### ASSIGNMENT:
Provide the records once more, identical to the original.

### PROVIDED MATERIAL:
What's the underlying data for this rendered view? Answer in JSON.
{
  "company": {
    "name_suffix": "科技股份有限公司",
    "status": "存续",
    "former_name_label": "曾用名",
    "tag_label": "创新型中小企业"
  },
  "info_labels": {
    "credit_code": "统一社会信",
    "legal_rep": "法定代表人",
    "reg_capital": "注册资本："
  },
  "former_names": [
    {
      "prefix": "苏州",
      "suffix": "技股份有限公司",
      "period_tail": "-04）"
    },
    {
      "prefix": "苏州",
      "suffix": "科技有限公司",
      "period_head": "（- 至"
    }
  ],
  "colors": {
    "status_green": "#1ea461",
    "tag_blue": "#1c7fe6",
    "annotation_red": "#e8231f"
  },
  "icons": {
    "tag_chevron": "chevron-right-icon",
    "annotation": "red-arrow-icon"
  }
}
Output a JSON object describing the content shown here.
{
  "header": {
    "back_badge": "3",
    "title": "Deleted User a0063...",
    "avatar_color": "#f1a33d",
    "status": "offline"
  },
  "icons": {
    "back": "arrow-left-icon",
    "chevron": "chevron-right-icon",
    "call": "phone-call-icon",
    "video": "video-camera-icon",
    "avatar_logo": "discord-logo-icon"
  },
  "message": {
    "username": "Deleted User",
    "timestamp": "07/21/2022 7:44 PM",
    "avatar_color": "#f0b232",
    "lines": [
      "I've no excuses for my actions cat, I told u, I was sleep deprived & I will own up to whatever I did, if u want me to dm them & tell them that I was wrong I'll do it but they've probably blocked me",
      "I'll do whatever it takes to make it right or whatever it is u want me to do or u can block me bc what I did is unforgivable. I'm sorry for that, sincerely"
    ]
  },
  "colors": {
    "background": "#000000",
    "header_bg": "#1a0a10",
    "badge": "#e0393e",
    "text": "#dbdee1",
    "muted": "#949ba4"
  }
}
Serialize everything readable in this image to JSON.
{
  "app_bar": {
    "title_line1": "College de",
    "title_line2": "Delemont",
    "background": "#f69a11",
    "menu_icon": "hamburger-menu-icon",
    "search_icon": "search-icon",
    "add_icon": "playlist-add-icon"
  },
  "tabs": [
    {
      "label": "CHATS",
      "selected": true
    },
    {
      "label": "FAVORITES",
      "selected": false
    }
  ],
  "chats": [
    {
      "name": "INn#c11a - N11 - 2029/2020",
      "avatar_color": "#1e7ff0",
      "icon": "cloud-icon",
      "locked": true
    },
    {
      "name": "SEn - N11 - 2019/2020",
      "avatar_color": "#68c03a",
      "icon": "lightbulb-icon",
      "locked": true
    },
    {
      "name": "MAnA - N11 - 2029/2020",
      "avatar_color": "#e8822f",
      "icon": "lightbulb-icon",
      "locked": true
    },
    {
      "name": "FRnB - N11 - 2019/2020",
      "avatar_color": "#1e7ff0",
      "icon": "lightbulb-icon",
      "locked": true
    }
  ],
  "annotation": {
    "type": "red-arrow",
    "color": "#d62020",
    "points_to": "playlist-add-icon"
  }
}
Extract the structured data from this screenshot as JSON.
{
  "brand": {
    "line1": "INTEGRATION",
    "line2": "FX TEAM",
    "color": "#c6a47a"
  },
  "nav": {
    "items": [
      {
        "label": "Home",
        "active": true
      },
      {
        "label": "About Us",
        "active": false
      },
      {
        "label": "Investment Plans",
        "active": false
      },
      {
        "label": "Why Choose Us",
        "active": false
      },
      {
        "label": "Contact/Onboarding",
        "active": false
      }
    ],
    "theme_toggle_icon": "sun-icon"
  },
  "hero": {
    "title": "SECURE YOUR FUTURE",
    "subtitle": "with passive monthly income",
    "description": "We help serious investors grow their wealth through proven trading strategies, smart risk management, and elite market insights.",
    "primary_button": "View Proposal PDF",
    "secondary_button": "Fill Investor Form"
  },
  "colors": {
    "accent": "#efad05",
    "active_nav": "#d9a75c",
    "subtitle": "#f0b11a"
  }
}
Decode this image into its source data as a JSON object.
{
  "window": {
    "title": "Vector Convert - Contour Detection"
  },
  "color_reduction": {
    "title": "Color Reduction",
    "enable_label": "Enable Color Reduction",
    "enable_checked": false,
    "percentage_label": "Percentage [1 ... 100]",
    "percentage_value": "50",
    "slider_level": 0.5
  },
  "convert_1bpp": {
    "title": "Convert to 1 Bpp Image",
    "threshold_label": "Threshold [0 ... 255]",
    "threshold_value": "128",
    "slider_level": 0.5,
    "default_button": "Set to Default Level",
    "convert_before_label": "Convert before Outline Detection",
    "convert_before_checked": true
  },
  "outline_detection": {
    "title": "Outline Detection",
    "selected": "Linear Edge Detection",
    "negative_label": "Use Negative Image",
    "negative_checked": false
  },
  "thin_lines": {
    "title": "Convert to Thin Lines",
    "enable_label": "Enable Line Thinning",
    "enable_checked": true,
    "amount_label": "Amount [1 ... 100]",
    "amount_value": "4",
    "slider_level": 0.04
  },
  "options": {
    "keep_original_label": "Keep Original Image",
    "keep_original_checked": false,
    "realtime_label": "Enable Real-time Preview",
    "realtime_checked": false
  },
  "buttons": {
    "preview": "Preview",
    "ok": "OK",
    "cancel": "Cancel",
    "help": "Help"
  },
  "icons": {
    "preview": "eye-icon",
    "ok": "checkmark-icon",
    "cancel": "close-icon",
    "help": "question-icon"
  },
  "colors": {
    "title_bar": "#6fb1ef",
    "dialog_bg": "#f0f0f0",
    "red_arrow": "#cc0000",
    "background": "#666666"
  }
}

### EXERCISE RESPONSE:
What's the underlying data for this rendered view? Answer in JSON.
{
  "company": {
    "name_suffix": "科技股份有限公司",
    "status": "存续",
    "former_name_label": "曾用名",
    "tag_label": "创新型中小企业"
  },
  "info_labels": {
    "credit_code": "统一社会信",
    "legal_rep": "法定代表人",
    "reg_capital": "注册资本："
  },
  "former_names": [
    {
      "prefix": "苏州",
      "suffix": "技股份有限公司",
      "period_tail": "-04）"
    },
    {
      "prefix": "苏州",
      "suffix": "科技有限公司",
      "period_head": "（- 至"
    }
  ],
  "colors": {
    "status_green": "#1ea461",
    "tag_blue": "#1c7fe6",
    "annotation_red": "#e8231f"
  },
  "icons": {
    "tag_chevron": "chevron-right-icon",
    "annotation": "red-arrow-icon"
  }
}
Output a JSON object describing the content shown here.
{
  "header": {
    "back_badge": "3",
    "title": "Deleted User a0063...",
    "avatar_color": "#f1a33d",
    "status": "offline"
  },
  "icons": {
    "back": "arrow-left-icon",
    "chevron": "chevron-right-icon",
    "call": "phone-call-icon",
    "video": "video-camera-icon",
    "avatar_logo": "discord-logo-icon"
  },
  "message": {
    "username": "Deleted User",
    "timestamp": "07/21/2022 7:44 PM",
    "avatar_color": "#f0b232",
    "lines": [
      "I've no excuses for my actions cat, I told u, I was sleep deprived & I will own up to whatever I did, if u want me to dm them & tell them that I was wrong I'll do it but they've probably blocked me",
      "I'll do whatever it takes to make it right or whatever it is u want me to do or u can block me bc what I did is unforgivable. I'm sorry for that, sincerely"
    ]
  },
  "colors": {
    "background": "#000000",
    "header_bg": "#1a0a10",
    "badge": "#e0393e",
    "text": "#dbdee1",
    "muted": "#949ba4"
  }
}
Serialize everything readable in this image to JSON.
{
  "app_bar": {
    "title_line1": "College de",
    "title_line2": "Delemont",
    "background": "#f69a11",
    "menu_icon": "hamburger-menu-icon",
    "search_icon": "search-icon",
    "add_icon": "playlist-add-icon"
  },
  "tabs": [
    {
      "label": "CHATS",
      "selected": true
    },
    {
      "label": "FAVORITES",
      "selected": false
    }
  ],
  "chats": [
    {
      "name": "INn#c11a - N11 - 2029/2020",
      "avatar_color": "#1e7ff0",
      "icon": "cloud-icon",
      "locked": true
    },
    {
      "name": "SEn - N11 - 2019/2020",
      "avatar_color": "#68c03a",
      "icon": "lightbulb-icon",
      "locked": true
    },
    {
      "name": "MAnA - N11 - 2029/2020",
      "avatar_color": "#e8822f",
      "icon": "lightbulb-icon",
      "locked": true
    },
    {
      "name": "FRnB - N11 - 2019/2020",
      "avatar_color": "#1e7ff0",
      "icon": "lightbulb-icon",
      "locked": true
    }
  ],
  "annotation": {
    "type": "red-arrow",
    "color": "#d62020",
    "points_to": "playlist-add-icon"
  }
}
Extract the structured data from this screenshot as JSON.
{
  "brand": {
    "line1": "INTEGRATION",
    "line2": "FX TEAM",
    "color": "#c6a47a"
  },
  "nav": {
    "items": [
      {
        "label": "Home",
        "active": true
      },
      {
        "label": "About Us",
        "active": false
      },
      {
        "label": "Investment Plans",
        "active": false
      },
      {
        "label": "Why Choose Us",
        "active": false
      },
      {
        "label": "Contact/Onboarding",
        "active": false
      }
    ],
    "theme_toggle_icon": "sun-icon"
  },
  "hero": {
    "title": "SECURE YOUR FUTURE",
    "subtitle": "with passive monthly income",
    "description": "We help serious investors grow their wealth through proven trading strategies, smart risk management, and elite market insights.",
    "primary_button": "View Proposal PDF",
    "secondary_button": "Fill Investor Form"
  },
  "colors": {
    "accent": "#efad05",
    "active_nav": "#d9a75c",
    "subtitle": "#f0b11a"
  }
}
Decode this image into its source data as a JSON object.
{
  "window": {
    "title": "Vector Convert - Contour Detection"
  },
  "color_reduction": {
    "title": "Color Reduction",
    "enable_label": "Enable Color Reduction",
    "enable_checked": false,
    "percentage_label": "Percentage [1 ... 100]",
    "percentage_value": "50",
    "slider_level": 0.5
  },
  "convert_1bpp": {
    "title": "Convert to 1 Bpp Image",
    "threshold_label": "Threshold [0 ... 255]",
    "threshold_value": "128",
    "slider_level": 0.5,
    "default_button": "Set to Default Level",
    "convert_before_label": "Convert before Outline Detection",
    "convert_before_checked": true
  },
  "outline_detection": {
    "title": "Outline Detection",
    "selected": "Linear Edge Detection",
    "negative_label": "Use Negative Image",
    "negative_checked": false
  },
  "thin_lines": {
    "title": "Convert to Thin Lines",
    "enable_label": "Enable Line Thinning",
    "enable_checked": true,
    "amount_label": "Amount [1 ... 100]",
    "amount_value": "4",
    "slider_level": 0.04
  },
  "options": {
    "keep_original_label": "Keep Original Image",
    "keep_original_checked": false,
    "realtime_label": "Enable Real-time Preview",
    "realtime_checked": false
  },
  "buttons": {
    "preview": "Preview",
    "ok": "OK",
    "cancel": "Cancel",
    "help": "Help"
  },
  "icons": {
    "preview": "eye-icon",
    "ok": "checkmark-icon",
    "cancel": "close-icon",
    "help": "question-icon"
  },
  "colors": {
    "title_bar": "#6fb1ef",
    "dialog_bg": "#f0f0f0",
    "red_arrow": "#cc0000",
    "background": "#666666"
  }
}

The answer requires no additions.